It all goes back to Obama's success in winning passage for the sweeping healthcare reform bill. He signed it into law on March 23 after a fierce debate between Republicans and Democrats in the House and Senate, and called the legislation "a historic step to enshrine the principle that everybody gets healthcare coverage in this country. Every single person." [See a slide show of 10 things that are (and aren't) in the healthcare bill. ]

Healthcare reform was his top domestic priority, and he spent a year fighting, cajoling, pressuring, prodding, and sweet-talking to push it across the goal line. When the bill finally won congressional approval, Obama and his team felt vindicated. He said the passage was "a testament to the historic leadership—and uncommon courage—of the men and women of the United States Congress, who've taken their lumps during this difficult debate." And Obama said it showed that government can work effectively and that Americans shouldn't lose faith in their elected leaders in Washington. His message was, and remains, that the Democrats, who control Congress and the White House, are the party of governing and the Republicans are the party of carping and criticizing, what his aides call "the party of no."
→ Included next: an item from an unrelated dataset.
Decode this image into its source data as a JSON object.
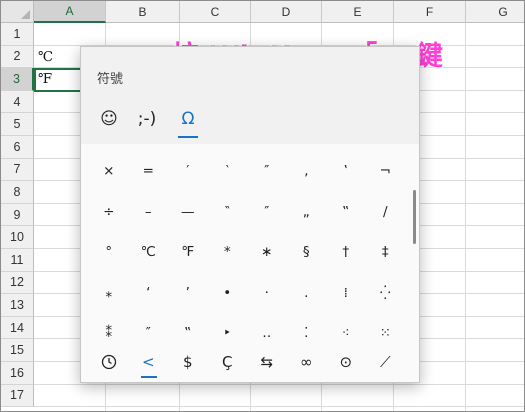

White House strategists say the win has made a big difference for Obama's presidency. It has boosted morale in the West Wing and among Democrats in Congress and around the country. It has created momentum for Obama and Democrats on other issues, such as financial-industry reform and initiatives for more job-creating programs to ease unemployment. It has given at least some Democrats more confidence that they can stop what had seemed to be a conservative tide running against them across the country.

Obama's supporters also say his reputation as a leader who can master a balky Congress may help him in international affairs, such as encouraging the Russians to accept a new agreement to reduce nuclear weapons. This pact was negotiated over many months but finalized and announced shortly after he signed the healthcare measure. Some of his advisers make the case that Obama might be benefiting from new international respect for his political skills and his personal power at home.

As a senior Republican strategist says, grudgingly, "The coin of the realm for presidents is victory, and this healthcare bill was a historic win for President Obama. If he follows it with another win, it could start an Obama narrative that this is the start of a comeback [from declining job-approval ratings] and that he is delivering on his promises from the campaign and bringing change to Washington."

Adds Democratic pollster Cornell Belcher, who advised Obama in the 2008 campaign: "The political calculations were, let's not do it," but Obama rejected them despite deep divisions over healthcare within his own party and doubts from the punditocracy about his prospects for success. "We talk about how elected leaders make promises and don't back them up," Belcher observes. "This is a monumental political achievement" in the same league as Social Security and Medicare, which have helped untold millions of Americans in difficult times. "The Republicans say this is Obama's Waterloo, but it's actually his Austerlitz," where Napolean scored a huge victory against enormous odds, Belcher says.

From the start, Obama pushed healthcare reform because it was something he believed in. But his friends say it was also because Obama wanted to be a consequential, transformational president, not just someone who is popular in the moment. And his aides say he will keep pushing for other initiatives until his agenda runs aground on Capitol Hill or until the voters set him back by handing Democrats a defeat in the midterm elections or, on the positive side, until he brings his agenda to fruition.